• [Activity] Every line below should be duplicated exactly.

• [Data records for software interfaces]
________________________________________

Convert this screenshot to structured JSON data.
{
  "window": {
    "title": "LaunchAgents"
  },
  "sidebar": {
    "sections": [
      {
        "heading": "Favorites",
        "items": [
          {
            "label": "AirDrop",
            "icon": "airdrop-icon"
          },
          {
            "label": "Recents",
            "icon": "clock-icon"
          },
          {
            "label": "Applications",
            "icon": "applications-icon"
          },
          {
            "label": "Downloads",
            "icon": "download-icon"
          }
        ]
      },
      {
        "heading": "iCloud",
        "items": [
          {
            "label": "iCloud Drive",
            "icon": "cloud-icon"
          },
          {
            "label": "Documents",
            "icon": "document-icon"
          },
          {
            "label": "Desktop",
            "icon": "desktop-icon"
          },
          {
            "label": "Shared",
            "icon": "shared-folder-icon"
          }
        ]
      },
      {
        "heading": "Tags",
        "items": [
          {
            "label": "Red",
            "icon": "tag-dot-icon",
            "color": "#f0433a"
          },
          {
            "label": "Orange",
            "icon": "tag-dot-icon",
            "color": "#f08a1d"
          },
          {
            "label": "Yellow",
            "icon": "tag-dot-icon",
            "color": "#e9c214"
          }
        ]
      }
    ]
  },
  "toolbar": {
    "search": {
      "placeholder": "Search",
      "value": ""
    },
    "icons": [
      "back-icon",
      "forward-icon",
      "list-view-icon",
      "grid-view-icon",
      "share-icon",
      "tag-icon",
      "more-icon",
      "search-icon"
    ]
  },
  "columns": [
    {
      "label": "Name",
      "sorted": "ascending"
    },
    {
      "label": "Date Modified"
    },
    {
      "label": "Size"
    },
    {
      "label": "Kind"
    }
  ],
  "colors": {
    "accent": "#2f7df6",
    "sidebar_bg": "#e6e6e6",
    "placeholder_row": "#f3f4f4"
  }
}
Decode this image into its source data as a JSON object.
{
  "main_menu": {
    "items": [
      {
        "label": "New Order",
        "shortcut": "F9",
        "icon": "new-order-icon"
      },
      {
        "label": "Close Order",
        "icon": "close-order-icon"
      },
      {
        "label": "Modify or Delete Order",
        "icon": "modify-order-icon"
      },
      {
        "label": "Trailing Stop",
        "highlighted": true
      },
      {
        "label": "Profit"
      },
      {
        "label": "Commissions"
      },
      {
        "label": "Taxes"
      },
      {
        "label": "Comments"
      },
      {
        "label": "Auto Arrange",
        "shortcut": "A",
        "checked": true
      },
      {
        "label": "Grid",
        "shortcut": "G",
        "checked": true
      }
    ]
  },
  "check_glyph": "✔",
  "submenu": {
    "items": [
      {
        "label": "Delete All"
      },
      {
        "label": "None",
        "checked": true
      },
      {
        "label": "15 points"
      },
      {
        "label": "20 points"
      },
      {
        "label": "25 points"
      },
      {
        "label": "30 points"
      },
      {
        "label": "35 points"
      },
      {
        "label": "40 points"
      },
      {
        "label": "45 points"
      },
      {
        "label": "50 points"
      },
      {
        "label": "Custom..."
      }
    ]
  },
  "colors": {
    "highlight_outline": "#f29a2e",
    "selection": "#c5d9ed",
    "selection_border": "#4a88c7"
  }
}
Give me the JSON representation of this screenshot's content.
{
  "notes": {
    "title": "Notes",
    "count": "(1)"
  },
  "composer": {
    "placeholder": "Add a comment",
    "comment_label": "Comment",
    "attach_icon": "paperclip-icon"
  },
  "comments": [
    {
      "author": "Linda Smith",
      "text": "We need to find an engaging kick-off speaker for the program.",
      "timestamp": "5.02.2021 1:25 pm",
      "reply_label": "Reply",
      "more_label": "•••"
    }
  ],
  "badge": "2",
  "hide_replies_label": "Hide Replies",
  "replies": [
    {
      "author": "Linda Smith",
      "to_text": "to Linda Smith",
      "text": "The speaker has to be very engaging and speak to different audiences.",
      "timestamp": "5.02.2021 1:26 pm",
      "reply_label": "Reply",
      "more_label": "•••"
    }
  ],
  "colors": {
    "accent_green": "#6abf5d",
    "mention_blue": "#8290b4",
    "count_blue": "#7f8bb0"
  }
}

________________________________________

• [Result of the task]
Convert this screenshot to structured JSON data.
{
  "window": {
    "title": "LaunchAgents"
  },
  "sidebar": {
    "sections": [
      {
        "heading": "Favorites",
        "items": [
          {
            "label": "AirDrop",
            "icon": "airdrop-icon"
          },
          {
            "label": "Recents",
            "icon": "clock-icon"
          },
          {
            "label": "Applications",
            "icon": "applications-icon"
          },
          {
            "label": "Downloads",
            "icon": "download-icon"
          }
        ]
      },
      {
        "heading": "iCloud",
        "items": [
          {
            "label": "iCloud Drive",
            "icon": "cloud-icon"
          },
          {
            "label": "Documents",
            "icon": "document-icon"
          },
          {
            "label": "Desktop",
            "icon": "desktop-icon"
          },
          {
            "label": "Shared",
            "icon": "shared-folder-icon"
          }
        ]
      },
      {
        "heading": "Tags",
        "items": [
          {
            "label": "Red",
            "icon": "tag-dot-icon",
            "color": "#f0433a"
          },
          {
            "label": "Orange",
            "icon": "tag-dot-icon",
            "color": "#f08a1d"
          },
          {
            "label": "Yellow",
            "icon": "tag-dot-icon",
            "color": "#e9c214"
          }
        ]
      }
    ]
  },
  "toolbar": {
    "search": {
      "placeholder": "Search",
      "value": ""
    },
    "icons": [
      "back-icon",
      "forward-icon",
      "list-view-icon",
      "grid-view-icon",
      "share-icon",
      "tag-icon",
      "more-icon",
      "search-icon"
    ]
  },
  "columns": [
    {
      "label": "Name",
      "sorted": "ascending"
    },
    {
      "label": "Date Modified"
    },
    {
      "label": "Size"
    },
    {
      "label": "Kind"
    }
  ],
  "colors": {
    "accent": "#2f7df6",
    "sidebar_bg": "#e6e6e6",
    "placeholder_row": "#f3f4f4"
  }
}
Decode this image into its source data as a JSON object.
{
  "main_menu": {
    "items": [
      {
        "label": "New Order",
        "shortcut": "F9",
        "icon": "new-order-icon"
      },
      {
        "label": "Close Order",
        "icon": "close-order-icon"
      },
      {
        "label": "Modify or Delete Order",
        "icon": "modify-order-icon"
      },
      {
        "label": "Trailing Stop",
        "highlighted": true
      },
      {
        "label": "Profit"
      },
      {
        "label": "Commissions"
      },
      {
        "label": "Taxes"
      },
      {
        "label": "Comments"
      },
      {
        "label": "Auto Arrange",
        "shortcut": "A",
        "checked": true
      },
      {
        "label": "Grid",
        "shortcut": "G",
        "checked": true
      }
    ]
  },
  "check_glyph": "✔",
  "submenu": {
    "items": [
      {
        "label": "Delete All"
      },
      {
        "label": "None",
        "checked": true
      },
      {
        "label": "15 points"
      },
      {
        "label": "20 points"
      },
      {
        "label": "25 points"
      },
      {
        "label": "30 points"
      },
      {
        "label": "35 points"
      },
      {
        "label": "40 points"
      },
      {
        "label": "45 points"
      },
      {
        "label": "50 points"
      },
      {
        "label": "Custom..."
      }
    ]
  },
  "colors": {
    "highlight_outline": "#f29a2e",
    "selection": "#c5d9ed",
    "selection_border": "#4a88c7"
  }
}
Give me the JSON representation of this screenshot's content.
{
  "notes": {
    "title": "Notes",
    "count": "(1)"
  },
  "composer": {
    "placeholder": "Add a comment",
    "comment_label": "Comment",
    "attach_icon": "paperclip-icon"
  },
  "comments": [
    {
      "author": "Linda Smith",
      "text": "We need to find an engaging kick-off speaker for the program.",
      "timestamp": "5.02.2021 1:25 pm",
      "reply_label": "Reply",
      "more_label": "•••"
    }
  ],
  "badge": "2",
  "hide_replies_label": "Hide Replies",
  "replies": [
    {
      "author": "Linda Smith",
      "to_text": "to Linda Smith",
      "text": "The speaker has to be very engaging and speak to different audiences.",
      "timestamp": "5.02.2021 1:26 pm",
      "reply_label": "Reply",
      "more_label": "•••"
    }
  ],
  "colors": {
    "accent_green": "#6abf5d",
    "mention_blue": "#8290b4",
    "count_blue": "#7f8bb0"
  }
}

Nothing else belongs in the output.